What’s Next in Transportation Management Systems (TMS)?

In a recent blog posting, Jordan Kass at CH Robinson (a Logistics Viewpoints sponsor) highlights a key finding from ARC’s Transportation Management Systems (TMS) market study: the growing adoption of managed transportation services.

We first highlighted this trend several years ago, and multiple times since (see “Time-to-Value: Developing a SaaS Equivalent for 3PLs” and “Buying Supply Chain Outcomes, Not Software”). You can read those postings for more details, but in a nutshell, managed transportation services couples a software-as-a-service (SaaS) TMS with a team of transportation experts who manage daily planning and execution activities (among other things) on behalf of a shipper.

Now that managed transportation services is more broadly adopted, Kass asks a basic question: What’s next in TMS?

Here are some of my ideas and predictions, some of them already evident, others perhaps a bit more “pie in the sky” in nature.

TMS will continue to expand beyond trucking and domestic transportation. The ability to plan and execute inbound and outbound shipments across all modes (truckload, LTL, private fleet, parcel, ocean, air, and rail) and across borders using a single solution is still not fully possible.
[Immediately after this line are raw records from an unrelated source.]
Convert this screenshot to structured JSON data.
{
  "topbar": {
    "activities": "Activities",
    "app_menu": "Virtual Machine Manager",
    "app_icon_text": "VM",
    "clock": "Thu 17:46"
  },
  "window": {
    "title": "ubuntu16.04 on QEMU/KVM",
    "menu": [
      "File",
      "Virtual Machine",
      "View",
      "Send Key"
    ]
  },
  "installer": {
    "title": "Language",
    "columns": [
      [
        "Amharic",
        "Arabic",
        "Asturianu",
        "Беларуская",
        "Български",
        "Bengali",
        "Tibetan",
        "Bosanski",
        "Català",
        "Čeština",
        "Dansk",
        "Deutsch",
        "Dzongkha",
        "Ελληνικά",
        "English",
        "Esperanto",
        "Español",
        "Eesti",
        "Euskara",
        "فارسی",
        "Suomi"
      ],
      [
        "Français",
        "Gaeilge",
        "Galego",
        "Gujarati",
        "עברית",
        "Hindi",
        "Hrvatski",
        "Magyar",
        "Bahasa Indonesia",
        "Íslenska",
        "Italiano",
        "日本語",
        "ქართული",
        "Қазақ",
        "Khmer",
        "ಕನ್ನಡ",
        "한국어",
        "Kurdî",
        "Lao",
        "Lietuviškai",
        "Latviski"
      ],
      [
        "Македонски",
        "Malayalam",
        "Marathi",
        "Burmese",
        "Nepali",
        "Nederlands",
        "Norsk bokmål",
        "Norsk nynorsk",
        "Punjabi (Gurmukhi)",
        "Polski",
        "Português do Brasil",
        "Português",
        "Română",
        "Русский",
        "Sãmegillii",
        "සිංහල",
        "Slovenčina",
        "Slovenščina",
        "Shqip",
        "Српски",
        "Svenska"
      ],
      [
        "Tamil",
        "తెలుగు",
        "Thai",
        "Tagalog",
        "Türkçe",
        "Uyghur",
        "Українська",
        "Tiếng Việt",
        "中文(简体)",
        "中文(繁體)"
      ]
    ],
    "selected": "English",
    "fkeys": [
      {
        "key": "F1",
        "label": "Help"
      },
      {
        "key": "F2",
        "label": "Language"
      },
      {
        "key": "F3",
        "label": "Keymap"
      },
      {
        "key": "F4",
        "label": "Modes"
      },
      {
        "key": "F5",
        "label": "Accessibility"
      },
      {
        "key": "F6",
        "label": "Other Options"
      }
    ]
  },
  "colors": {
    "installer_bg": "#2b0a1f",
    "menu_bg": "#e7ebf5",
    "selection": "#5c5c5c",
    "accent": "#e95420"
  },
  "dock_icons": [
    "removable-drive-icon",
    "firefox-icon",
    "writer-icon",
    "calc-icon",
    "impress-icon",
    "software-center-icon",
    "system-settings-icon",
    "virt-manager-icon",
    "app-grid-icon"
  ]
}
But software vendors continue to pursue this goal, and they are getting closer every year. Not all companies need or want a “holistic TMS” but that’s a separate discussion. For related commentary, see “The Expanding Footprint of TMS

TMS goes global. This trend is related to the one above. As the TMS market continues to expand beyond North America and Western Europe, software vendors will have to configure their solutions to meet the local requirements of different countries. While there will be some common threads between them, a TMS in Africa, for example, will look and operate differently than one in Russia.

TMS-as-a-(Self)-Service. The basic idea here — which I first wrote about in 2009 in “An App Store for Logistics Software” and again in “Software-as-a-(Self)-Service” — is a transportation app that small shippers can buy and deploy very quickly and easily. Imagine an app store where a transportation manager could browse through various applications (e.g., an appointment scheduling app, a widget for financial settlement), buy them online using a credit card, download them, run some quick installation wizards, and off they go.

TMS add social media capabilities. Transportation involves “communities” of carriers, shippers, 3PLs, and other parties. It also involves the communication of status messages and the sharing of documents. The opportunity exists to transform the user interface and experience of a TMS by adding capabilities similar to Facebook and Google + (think of creating “Circles” of your carriers, suppliers, customers, and even other shippers), Twitter (to send short status messages), and Dropbox (for sharing invoices and carrier credential documents).

Siri for TMS. Voice recognition is already used in the warehouse, why not in transportation management? Instead of manually conducting searches and executing tasks, why not speak them? “Show me all uncovered loads” and up come the results on the screen. “Will any of my private fleet trucks be near an inbound pickup location on Thursday?” “How am I doing on my carrier commitments this week?” You get the idea.

I have other predictions related to transportation forecasting, business intelligence, connectivity, mobile and telematics, and other topics, but I am out of time and space. However, read the postings below to get an idea of what I’m thinking about in those areas:

Now it’s your turn. What do you think is next in TMS?

Comments

  1. Adrian – Thanks for the mention in this post. I agree with your insights, particularly on the “TMS goes global” comment. In our experience, it is imperative that TMS providers be able to provide a single global TMS platform, while balancing the local requirements of each region. These include the obvious local requirements such as currency and language. Or, these local requirements might mean the difference between deploying the TMS solution to include managed services in one region, while another region might require the TMS without a managed services component.